The different theoretical perspective the book brings is innovative in itself, but the open access availability and digital affordances that Fulcrum made possible probably helped with the book’s recognition by the American Musicological Society’s 2021 Teaching Award for an “exceptional pedagogical resource for musicology”. It’s a bit early to see a long tail, but the patterns of seasonal usage corresponding to when classes are taught make me hopeful that this book has been adopted.
How do you think academia can benefit from your book being OA?
For students, a free course book is a significant saving (music textbooks with CDs or online media may cost about $300). In a time when many teachers are revamping curricula to be more inclusive, I hope that this book provides an interesting model for doing that work. Because Music on the Move is not limited to one genre of music, but organized by concepts, it offers a way to structure a course that invites people to bring in their own related examples: it does not reflect a closed canon of valued works, but introduces ideas that readers can easily apply to music they care about, whether that music is covered in the book or not.
How do you think society at large can benefit from your book being OA?
To my mind, the ideas covered in this book are essential equipment for understanding and participating in our present-day world. If a person knows how colonialism has shaped cultural life, they are more likely to recognize the social and musical traces of colonialism they see and hear around them. If a person understands the musical effects of the diasporic movement of peoples, they are more likely to grasp why someone might be sensitive about the appropriation or imitation of their music. An understanding of copyright is essential for the music consumer awash in a sea of online media.
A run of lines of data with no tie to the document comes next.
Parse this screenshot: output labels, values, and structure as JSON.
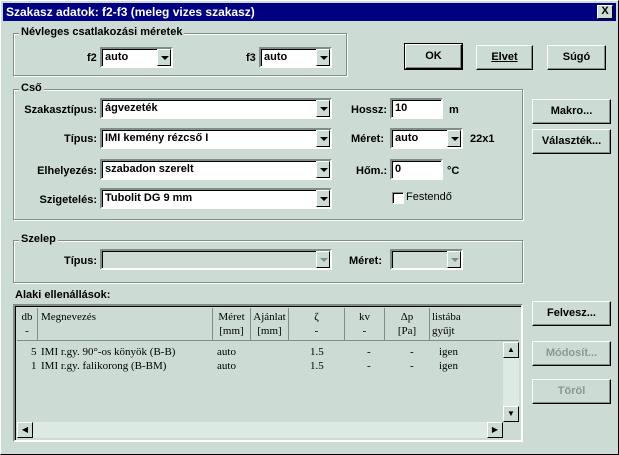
{
  "window": {
    "title": "Szakasz adatok: f2-f3 (meleg vizes szakasz)",
    "close_label": "X"
  },
  "nominal": {
    "group_label": "Névleges csatlakozási méretek",
    "f2_label": "f2",
    "f2_value": "auto",
    "f3_label": "f3",
    "f3_value": "auto"
  },
  "buttons": {
    "ok": "OK",
    "cancel": "Elvet",
    "help": "Súgó",
    "macro": "Makro...",
    "choice": "Választék...",
    "add": "Felvesz...",
    "modify": "Módosít...",
    "delete": "Töröl"
  },
  "pipe": {
    "group_label": "Cső",
    "section_type_label": "Szakasztípus:",
    "section_type_value": "ágvezeték",
    "type_label": "Típus:",
    "type_value": "IMI kemény rézcső I",
    "placement_label": "Elhelyezés:",
    "placement_value": "szabadon szerelt",
    "insulation_label": "Szigetelés:",
    "insulation_value": "Tubolit DG 9 mm",
    "length_label": "Hossz:",
    "length_value": "10",
    "length_unit": "m",
    "size_label": "Méret:",
    "size_value": "auto",
    "size_extra": "22x1",
    "temp_label": "Hőm.:",
    "temp_value": "0",
    "temp_unit": "°C",
    "paint_label": "Festendő"
  },
  "valve": {
    "group_label": "Szelep",
    "type_label": "Típus:",
    "type_value": "",
    "size_label": "Méret:",
    "size_value": ""
  },
  "fittings": {
    "label": "Alaki ellenállások:",
    "headers": [
      {
        "l1": "db",
        "l2": "-"
      },
      {
        "l1": "Megnevezés",
        "l2": ""
      },
      {
        "l1": "Méret",
        "l2": "[mm]"
      },
      {
        "l1": "Ajánlat",
        "l2": "[mm]"
      },
      {
        "l1": "ζ",
        "l2": "-"
      },
      {
        "l1": "kv",
        "l2": "-"
      },
      {
        "l1": "Δp",
        "l2": "[Pa]"
      },
      {
        "l1": "listába",
        "l2": "gyűjt"
      }
    ],
    "rows": [
      {
        "db": "5",
        "name": "IMI r.gy. 90°-os könyök (B-B)",
        "size": "auto",
        "offer": "",
        "zeta": "1.5",
        "kv": "-",
        "dp": "-",
        "list": "igen"
      },
      {
        "db": "1",
        "name": "IMI r.gy. falikorong (B-BM)",
        "size": "auto",
        "offer": "",
        "zeta": "1.5",
        "kv": "-",
        "dp": "-",
        "list": "igen"
      }
    ]
  },
  "colors": {
    "titlebar": "#000080",
    "face": "#ccdcd4"
  }
}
These ideas should be widely available, not limited to a college classroom: I am delighted to see them in circulation, and I hope many people will find them illuminating.
This article is made available under a Creative Commons Attribution 4.0 International License.